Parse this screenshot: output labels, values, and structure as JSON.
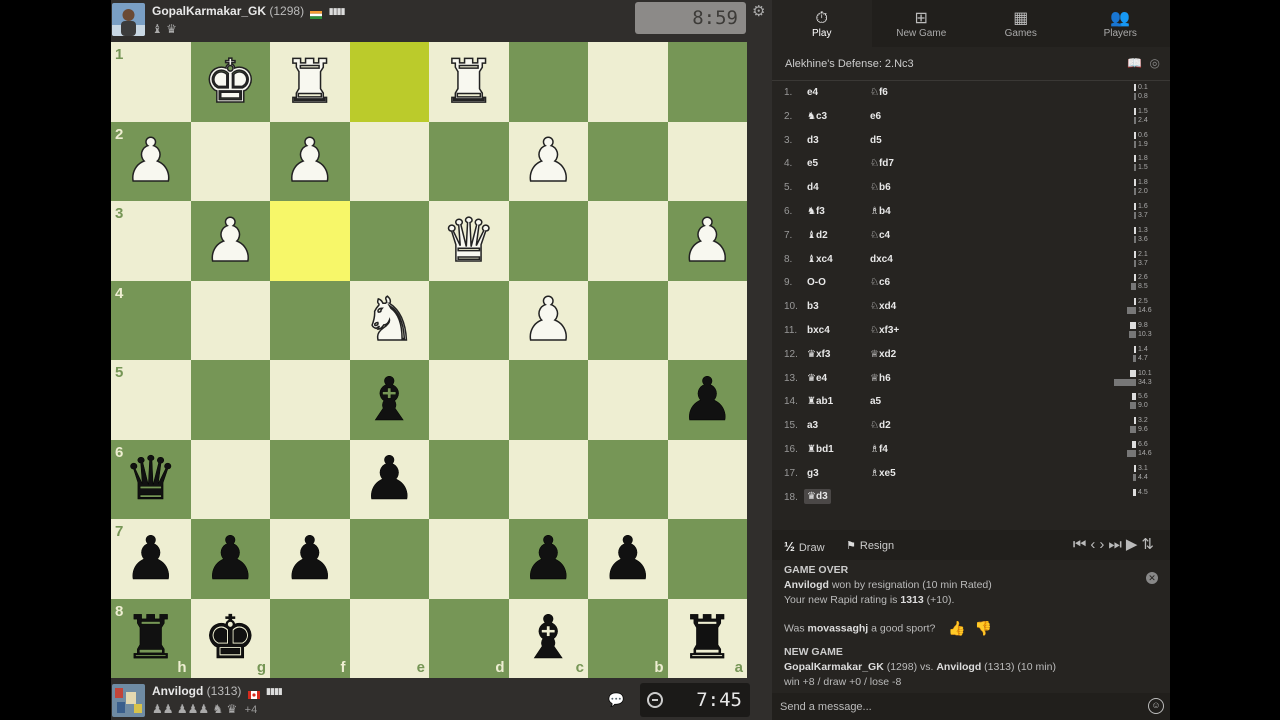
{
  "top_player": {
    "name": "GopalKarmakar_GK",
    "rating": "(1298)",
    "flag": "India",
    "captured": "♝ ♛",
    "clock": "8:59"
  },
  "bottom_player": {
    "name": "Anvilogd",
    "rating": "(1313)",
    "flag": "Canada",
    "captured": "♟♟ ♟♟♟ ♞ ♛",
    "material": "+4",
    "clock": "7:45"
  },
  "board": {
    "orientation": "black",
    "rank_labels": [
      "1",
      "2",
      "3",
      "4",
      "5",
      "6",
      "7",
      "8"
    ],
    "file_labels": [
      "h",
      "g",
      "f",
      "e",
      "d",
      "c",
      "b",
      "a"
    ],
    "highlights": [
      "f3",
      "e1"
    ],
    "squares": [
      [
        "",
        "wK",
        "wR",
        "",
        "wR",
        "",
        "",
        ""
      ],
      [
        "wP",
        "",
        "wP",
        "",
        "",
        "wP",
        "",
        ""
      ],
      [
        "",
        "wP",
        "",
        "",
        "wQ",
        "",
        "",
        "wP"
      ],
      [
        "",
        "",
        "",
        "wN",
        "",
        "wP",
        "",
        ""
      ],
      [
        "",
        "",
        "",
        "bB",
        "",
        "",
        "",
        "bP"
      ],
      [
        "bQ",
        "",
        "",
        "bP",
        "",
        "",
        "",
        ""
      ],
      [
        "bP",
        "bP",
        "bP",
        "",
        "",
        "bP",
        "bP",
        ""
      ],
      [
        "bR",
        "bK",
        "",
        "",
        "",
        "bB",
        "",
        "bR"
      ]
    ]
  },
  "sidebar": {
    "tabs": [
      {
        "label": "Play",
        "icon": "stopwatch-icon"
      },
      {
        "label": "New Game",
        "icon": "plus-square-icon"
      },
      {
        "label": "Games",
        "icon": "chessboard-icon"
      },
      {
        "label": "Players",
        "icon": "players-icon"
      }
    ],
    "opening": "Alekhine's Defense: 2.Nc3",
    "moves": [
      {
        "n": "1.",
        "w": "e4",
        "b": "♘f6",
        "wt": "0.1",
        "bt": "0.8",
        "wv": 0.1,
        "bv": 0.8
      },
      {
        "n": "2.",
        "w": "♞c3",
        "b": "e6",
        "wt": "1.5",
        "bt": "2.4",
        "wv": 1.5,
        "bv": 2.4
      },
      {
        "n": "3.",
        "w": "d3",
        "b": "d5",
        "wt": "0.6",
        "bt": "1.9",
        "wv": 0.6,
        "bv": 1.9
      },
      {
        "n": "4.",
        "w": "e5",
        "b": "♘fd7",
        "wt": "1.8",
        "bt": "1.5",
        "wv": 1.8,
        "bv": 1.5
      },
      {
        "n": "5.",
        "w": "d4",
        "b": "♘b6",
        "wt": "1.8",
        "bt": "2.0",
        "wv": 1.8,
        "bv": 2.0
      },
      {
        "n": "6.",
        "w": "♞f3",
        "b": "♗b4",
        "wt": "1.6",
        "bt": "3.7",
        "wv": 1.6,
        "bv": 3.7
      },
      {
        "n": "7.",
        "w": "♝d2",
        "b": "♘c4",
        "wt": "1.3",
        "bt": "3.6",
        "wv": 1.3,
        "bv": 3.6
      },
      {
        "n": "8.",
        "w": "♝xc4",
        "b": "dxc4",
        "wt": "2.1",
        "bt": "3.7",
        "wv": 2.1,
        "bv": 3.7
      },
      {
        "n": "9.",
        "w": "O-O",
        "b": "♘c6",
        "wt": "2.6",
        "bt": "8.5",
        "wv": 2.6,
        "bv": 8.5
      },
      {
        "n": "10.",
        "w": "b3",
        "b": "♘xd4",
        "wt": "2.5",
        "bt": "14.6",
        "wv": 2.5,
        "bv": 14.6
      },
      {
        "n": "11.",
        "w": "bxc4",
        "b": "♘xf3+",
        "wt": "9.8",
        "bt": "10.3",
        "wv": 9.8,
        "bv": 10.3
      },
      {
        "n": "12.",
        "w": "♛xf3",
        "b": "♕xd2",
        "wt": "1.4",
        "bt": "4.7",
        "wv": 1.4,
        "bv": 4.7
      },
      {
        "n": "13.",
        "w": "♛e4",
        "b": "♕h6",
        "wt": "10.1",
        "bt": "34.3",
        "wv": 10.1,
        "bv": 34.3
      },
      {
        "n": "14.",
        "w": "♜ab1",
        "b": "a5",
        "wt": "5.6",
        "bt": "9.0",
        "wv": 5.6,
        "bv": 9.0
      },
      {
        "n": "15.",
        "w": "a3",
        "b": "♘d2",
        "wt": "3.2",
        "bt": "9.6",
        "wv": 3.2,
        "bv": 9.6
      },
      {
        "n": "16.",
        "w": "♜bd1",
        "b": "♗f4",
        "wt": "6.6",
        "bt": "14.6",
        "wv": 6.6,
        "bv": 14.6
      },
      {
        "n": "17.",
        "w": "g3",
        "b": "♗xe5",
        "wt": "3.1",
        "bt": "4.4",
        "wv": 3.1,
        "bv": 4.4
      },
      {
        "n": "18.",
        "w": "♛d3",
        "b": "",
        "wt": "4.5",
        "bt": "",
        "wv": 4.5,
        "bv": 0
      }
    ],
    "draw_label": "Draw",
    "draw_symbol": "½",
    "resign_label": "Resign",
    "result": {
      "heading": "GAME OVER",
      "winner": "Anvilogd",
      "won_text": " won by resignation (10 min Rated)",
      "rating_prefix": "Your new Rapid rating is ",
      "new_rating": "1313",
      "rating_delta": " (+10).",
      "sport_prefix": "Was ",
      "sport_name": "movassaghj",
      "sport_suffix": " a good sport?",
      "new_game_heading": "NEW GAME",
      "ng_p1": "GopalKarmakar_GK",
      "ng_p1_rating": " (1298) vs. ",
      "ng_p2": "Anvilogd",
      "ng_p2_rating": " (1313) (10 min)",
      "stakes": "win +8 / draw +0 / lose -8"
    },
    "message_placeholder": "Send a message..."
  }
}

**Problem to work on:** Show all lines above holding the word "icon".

**Task answer:**
        "icon": "stopwatch-icon"
        "icon": "plus-square-icon"
        "icon": "chessboard-icon"
        "icon": "players-icon"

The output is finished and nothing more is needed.